The move towards data centre asset divesting was a clear sign that some big telcos found it too expensive to maintain and upgrade data centres, given that they were not core elements of their business. You can argue that, by and large, these telcos struggled to compete with large cloud providers leading to the sale of what they consider their non-essential assets. 

Poor investments

While there has been a steady rise in enterprise demand for colocation services, the truth is that telcos are not specialised players. Some of the assets they bought were old, and significant upgrade investments were needed to bring them up to a good condition. 

Clearly at Cogeco Peer 1 we take notes of these shifting dynamics, but drawing directly from our own experience during 2016, we saw a lot more organisations moving to the cloud in a significant way. 

In ‘technology time’ cloud computing has been around for a long time, but generally speaking there has been a level of uncertainty and resistance on the part of organisations to move major operations into the cloud. This began to change during 2016.

Marked upswing

There has been a marked upswing in organisations buying large amounts of data centre space on a wholesale level so they can rapidly scale cloud-based operations and develop large solution builds. This is happening across the board from big data to IT services, network computing and web scale operations.

Of course, people are still buying small cloud services but this has been eclipsed to a degree by the large solution builds. And the motive is that cloud has been promising for some time: sheer scalability, flexibility, speed of response and good economics that deliver big cost savings.

Its true that CIO’s have been erring on the side of caution and often under buying infrastructure. Consequently, the organisation then needs to buy individual resources when they begin to run low. This leads to constant management of individual resources, reacting when necessary, and hoping that existing products don’t have end-of-life status.

Rolling out big data

These dynamics are now playing into cloud adoption as organisations seek to ensure they have enough capacity and infrastructure to, for example, roll out big data operations or move towards IT services delivery from the cloud. 

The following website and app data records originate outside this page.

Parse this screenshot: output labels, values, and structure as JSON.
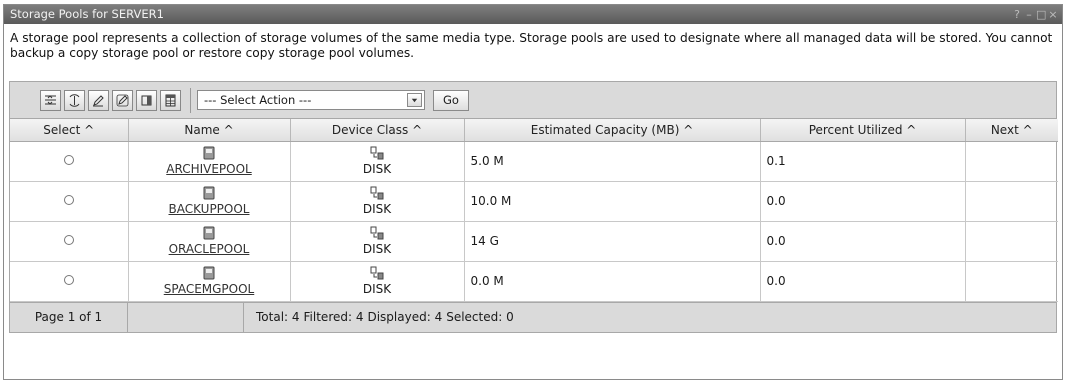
{
  "window": {
    "title": "Storage Pools for SERVER1",
    "controls": [
      "?",
      "–",
      "□",
      "×"
    ]
  },
  "description": "A storage pool represents a collection of storage volumes of the same media type. Storage pools are used to designate where all managed data will be stored. You cannot backup a copy storage pool or restore copy storage pool volumes.",
  "toolbar": {
    "buttons": [
      "select-all-icon",
      "deselect-all-icon",
      "edit-icon",
      "clear-icon",
      "column-icon",
      "table-icon"
    ],
    "action_select": "--- Select Action ---",
    "go_label": "Go"
  },
  "table": {
    "headers": {
      "select": "Select ^",
      "name": "Name ^",
      "device_class": "Device Class ^",
      "capacity": "Estimated Capacity (MB) ^",
      "percent": "Percent Utilized ^",
      "next": "Next ^"
    },
    "rows": [
      {
        "name": "ARCHIVEPOOL",
        "device_class": "DISK",
        "capacity": "5.0 M",
        "percent": "0.1",
        "next": ""
      },
      {
        "name": "BACKUPPOOL",
        "device_class": "DISK",
        "capacity": "10.0 M",
        "percent": "0.0",
        "next": ""
      },
      {
        "name": "ORACLEPOOL",
        "device_class": "DISK",
        "capacity": "14 G",
        "percent": "0.0",
        "next": ""
      },
      {
        "name": "SPACEMGPOOL",
        "device_class": "DISK",
        "capacity": "0.0 M",
        "percent": "0.0",
        "next": ""
      }
    ]
  },
  "footer": {
    "page": "Page 1 of 1",
    "total": "Total: 4",
    "filtered": "Filtered: 4",
    "displayed": "Displayed: 4",
    "selected": "Selected: 0"
  }
}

The theory of cloud benefits have been known for a long time; you don’t have to buy a lot of hardware upfront and accurately planning for three to five years’ worth of resource needs in environments such as big data and IT services is difficult to get right. In 2016, theory has started becoming practice. 

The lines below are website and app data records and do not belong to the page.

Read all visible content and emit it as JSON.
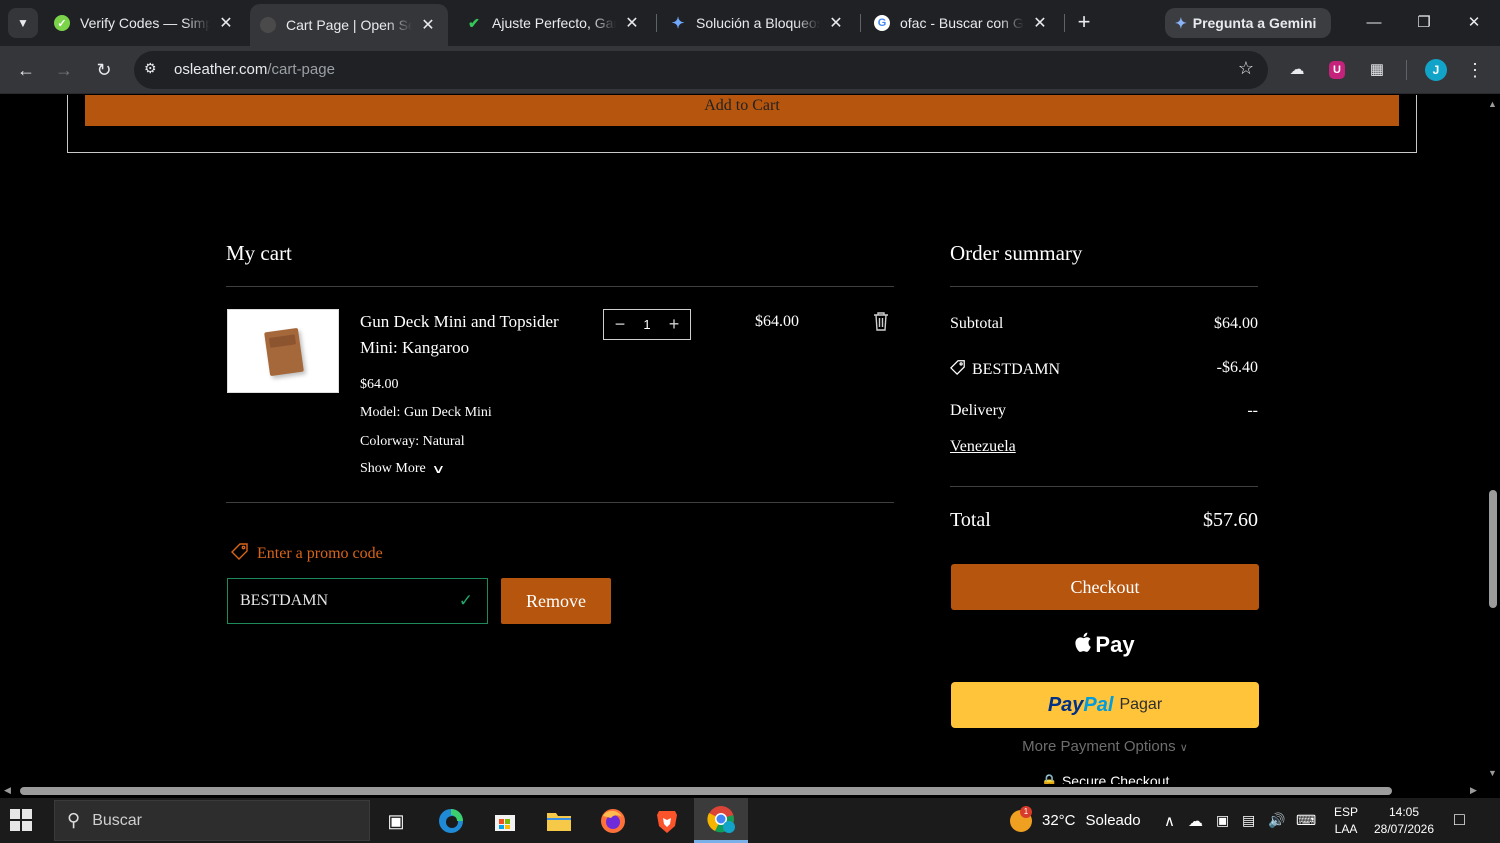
{
  "browser": {
    "tabs": [
      {
        "title": "Verify Codes — SimplyCodes",
        "icon": "simplycodes-icon",
        "active": false
      },
      {
        "title": "Cart Page | Open Sea Leather",
        "icon": "site-icon",
        "active": true
      },
      {
        "title": "Ajuste Perfecto, Garantizado",
        "icon": "check-icon",
        "active": false
      },
      {
        "title": "Solución a Bloqueos de",
        "icon": "gemini-icon",
        "active": false
      },
      {
        "title": "ofac - Buscar con Google",
        "icon": "google-icon",
        "active": false
      }
    ],
    "gemini_label": "Pregunta a Gemini",
    "url_host": "osleather.com",
    "url_path": "/cart-page",
    "profile_initial": "J"
  },
  "product": {
    "add_to_cart_label": "Add to Cart"
  },
  "cart": {
    "title": "My cart",
    "item": {
      "name": "Gun Deck Mini and Topsider Mini: Kangaroo",
      "unit_price": "$64.00",
      "model": "Model: Gun Deck Mini",
      "colorway": "Colorway: Natural",
      "show_more": "Show More",
      "quantity": "1",
      "line_price": "$64.00"
    },
    "promo": {
      "link_label": "Enter a promo code",
      "code": "BESTDAMN",
      "remove_label": "Remove"
    }
  },
  "summary": {
    "title": "Order summary",
    "subtotal_label": "Subtotal",
    "subtotal_value": "$64.00",
    "discount_label": "BESTDAMN",
    "discount_value": "-$6.40",
    "delivery_label": "Delivery",
    "delivery_value": "--",
    "country": "Venezuela",
    "total_label": "Total",
    "total_value": "$57.60",
    "checkout_label": "Checkout",
    "applepay_label": "Pay",
    "paypal_brand_1": "Pay",
    "paypal_brand_2": "Pal",
    "paypal_label": "Pagar",
    "more_options": "More Payment Options",
    "secure_label": "Secure Checkout"
  },
  "taskbar": {
    "search_placeholder": "Buscar",
    "weather_temp": "32°C",
    "weather_desc": "Soleado",
    "weather_badge": "1",
    "lang_1": "ESP",
    "lang_2": "LAA",
    "time": "14:05",
    "date": "28/07/2026"
  },
  "colors": {
    "accent": "#b5550e",
    "promo_link": "#d8641a",
    "valid_green": "#1e8a5a",
    "paypal_yellow": "#ffc439"
  }
}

There’s also been a notable move towards hyperconvergence. It makes sense. Hyperconvergence essentially provides an entire virtual server infrastructure in a box. Customers can start small with one device and then add further similar units to scale the power and resilience without having to manage network, storage, server and the hypervisor independently. 

Hyperconvergence takes hold

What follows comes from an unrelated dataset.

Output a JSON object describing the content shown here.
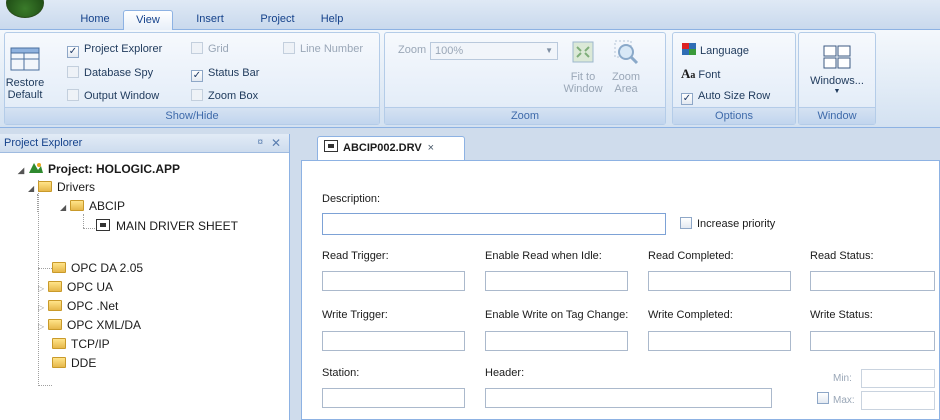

Based on a modular setup that customers can add to as needs increase, it is an attractive proposition for some organisations. Hyperconverged infrastructure takes a bite-sized approach to data centre scalability. Customers no longer need to expand just one component or hardware rack at a time; they simply add another appliance-based node to a homogenous environment. 

In effect, the entire environment is a huge virtualised resource pool. Customers can expand this pool quickly and easily, as needs dictate and in a way that makes good economic sense. In summary, 2016 was a year in which organisations have begun to grasp the nettle as they aim to make big costs savings while ensuring ongoing capacity for large scale IT operations. 

Susan Bowen, VP & GM, EMEA, Cogeco Peer 1
Image source: Shutterstock/Omelchenko

Susan Bowen
Susan is the General Manager and Vice President of Cogeco Peer 1, who are a globally recognised specialist provider of colocation, network connectivity, managed hosting, cloud and managed services.